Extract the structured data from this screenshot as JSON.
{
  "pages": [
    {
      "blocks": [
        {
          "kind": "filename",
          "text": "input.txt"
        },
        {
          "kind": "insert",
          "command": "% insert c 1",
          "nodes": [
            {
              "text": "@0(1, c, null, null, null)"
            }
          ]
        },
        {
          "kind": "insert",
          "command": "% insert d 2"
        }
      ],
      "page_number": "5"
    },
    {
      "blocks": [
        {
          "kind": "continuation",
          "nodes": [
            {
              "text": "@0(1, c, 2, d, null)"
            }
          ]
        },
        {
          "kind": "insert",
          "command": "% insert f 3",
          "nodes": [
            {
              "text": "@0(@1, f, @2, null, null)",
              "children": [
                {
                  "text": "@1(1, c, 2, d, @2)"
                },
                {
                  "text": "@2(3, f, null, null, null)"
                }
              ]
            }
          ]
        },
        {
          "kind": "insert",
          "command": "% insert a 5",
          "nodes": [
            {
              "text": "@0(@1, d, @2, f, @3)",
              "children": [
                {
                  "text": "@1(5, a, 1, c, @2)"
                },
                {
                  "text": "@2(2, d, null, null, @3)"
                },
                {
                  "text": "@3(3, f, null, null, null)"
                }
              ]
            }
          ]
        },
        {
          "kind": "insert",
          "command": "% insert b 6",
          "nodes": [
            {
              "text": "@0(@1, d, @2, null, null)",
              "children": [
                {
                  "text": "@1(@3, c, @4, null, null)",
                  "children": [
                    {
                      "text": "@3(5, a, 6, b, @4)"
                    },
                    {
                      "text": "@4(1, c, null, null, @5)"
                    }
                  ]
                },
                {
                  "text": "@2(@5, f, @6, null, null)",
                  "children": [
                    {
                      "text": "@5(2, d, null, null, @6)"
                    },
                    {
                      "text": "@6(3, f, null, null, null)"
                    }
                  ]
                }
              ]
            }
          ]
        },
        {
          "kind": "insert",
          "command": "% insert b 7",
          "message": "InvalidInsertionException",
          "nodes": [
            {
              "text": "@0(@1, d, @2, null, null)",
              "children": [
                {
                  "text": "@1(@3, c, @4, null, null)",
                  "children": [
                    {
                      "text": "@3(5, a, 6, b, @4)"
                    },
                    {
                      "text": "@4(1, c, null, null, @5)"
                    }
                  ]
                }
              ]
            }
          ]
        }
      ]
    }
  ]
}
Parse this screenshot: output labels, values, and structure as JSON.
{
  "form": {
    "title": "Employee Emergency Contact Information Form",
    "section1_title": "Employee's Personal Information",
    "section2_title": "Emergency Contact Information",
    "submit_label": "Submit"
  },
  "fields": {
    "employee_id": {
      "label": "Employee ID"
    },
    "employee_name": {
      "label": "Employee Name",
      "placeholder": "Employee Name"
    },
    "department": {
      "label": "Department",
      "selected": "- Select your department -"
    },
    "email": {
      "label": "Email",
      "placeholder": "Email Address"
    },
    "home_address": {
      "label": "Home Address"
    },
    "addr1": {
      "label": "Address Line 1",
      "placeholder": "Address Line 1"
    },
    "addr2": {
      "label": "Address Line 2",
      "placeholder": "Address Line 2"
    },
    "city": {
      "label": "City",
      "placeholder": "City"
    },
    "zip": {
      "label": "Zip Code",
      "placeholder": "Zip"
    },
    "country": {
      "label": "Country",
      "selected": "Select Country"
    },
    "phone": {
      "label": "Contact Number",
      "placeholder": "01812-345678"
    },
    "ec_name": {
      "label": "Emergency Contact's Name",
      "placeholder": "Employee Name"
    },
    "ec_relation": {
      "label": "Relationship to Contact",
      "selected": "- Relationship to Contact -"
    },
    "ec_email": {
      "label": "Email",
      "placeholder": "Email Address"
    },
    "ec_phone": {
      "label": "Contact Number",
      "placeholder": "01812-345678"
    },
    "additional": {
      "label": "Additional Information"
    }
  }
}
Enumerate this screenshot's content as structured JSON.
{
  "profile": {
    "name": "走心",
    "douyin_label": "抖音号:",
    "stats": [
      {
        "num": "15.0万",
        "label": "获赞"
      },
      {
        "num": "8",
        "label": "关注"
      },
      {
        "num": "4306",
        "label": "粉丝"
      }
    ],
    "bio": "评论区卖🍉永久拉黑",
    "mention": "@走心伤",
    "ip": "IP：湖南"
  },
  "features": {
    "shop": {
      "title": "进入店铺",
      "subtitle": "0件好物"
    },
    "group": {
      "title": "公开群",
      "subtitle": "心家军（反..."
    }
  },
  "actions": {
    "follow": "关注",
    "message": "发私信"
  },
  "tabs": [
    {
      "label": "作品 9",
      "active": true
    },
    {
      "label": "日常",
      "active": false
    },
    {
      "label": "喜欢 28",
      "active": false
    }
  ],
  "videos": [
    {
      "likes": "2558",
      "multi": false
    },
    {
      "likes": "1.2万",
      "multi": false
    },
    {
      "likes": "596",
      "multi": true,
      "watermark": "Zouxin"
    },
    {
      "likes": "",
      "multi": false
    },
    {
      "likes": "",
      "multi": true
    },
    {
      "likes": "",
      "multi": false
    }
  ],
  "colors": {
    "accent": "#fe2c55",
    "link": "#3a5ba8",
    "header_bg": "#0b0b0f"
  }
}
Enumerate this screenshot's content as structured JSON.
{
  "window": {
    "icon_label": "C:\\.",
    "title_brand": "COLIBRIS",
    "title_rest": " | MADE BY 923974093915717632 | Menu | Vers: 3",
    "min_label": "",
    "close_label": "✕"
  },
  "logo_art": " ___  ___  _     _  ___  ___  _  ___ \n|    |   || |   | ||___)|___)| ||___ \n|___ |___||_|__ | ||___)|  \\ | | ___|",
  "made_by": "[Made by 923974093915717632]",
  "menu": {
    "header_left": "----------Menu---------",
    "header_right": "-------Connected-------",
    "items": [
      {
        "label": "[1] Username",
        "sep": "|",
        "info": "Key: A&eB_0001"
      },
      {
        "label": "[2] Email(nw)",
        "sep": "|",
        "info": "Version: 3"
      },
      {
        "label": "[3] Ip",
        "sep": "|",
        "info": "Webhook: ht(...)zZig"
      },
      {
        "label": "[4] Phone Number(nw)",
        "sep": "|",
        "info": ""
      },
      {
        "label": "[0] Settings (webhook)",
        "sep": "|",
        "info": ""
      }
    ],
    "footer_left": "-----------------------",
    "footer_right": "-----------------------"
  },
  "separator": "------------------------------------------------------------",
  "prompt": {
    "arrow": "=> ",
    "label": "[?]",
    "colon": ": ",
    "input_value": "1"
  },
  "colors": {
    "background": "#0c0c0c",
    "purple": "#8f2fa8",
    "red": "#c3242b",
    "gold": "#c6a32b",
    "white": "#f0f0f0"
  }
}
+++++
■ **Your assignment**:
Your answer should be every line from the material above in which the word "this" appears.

■ **Response below**:
Extract the structured data from this screenshot as JSON.
Parse this screenshot: output labels, values, and structure as JSON.
Enumerate this screenshot's content as structured JSON.
Enumerate this screenshot's content as structured JSON.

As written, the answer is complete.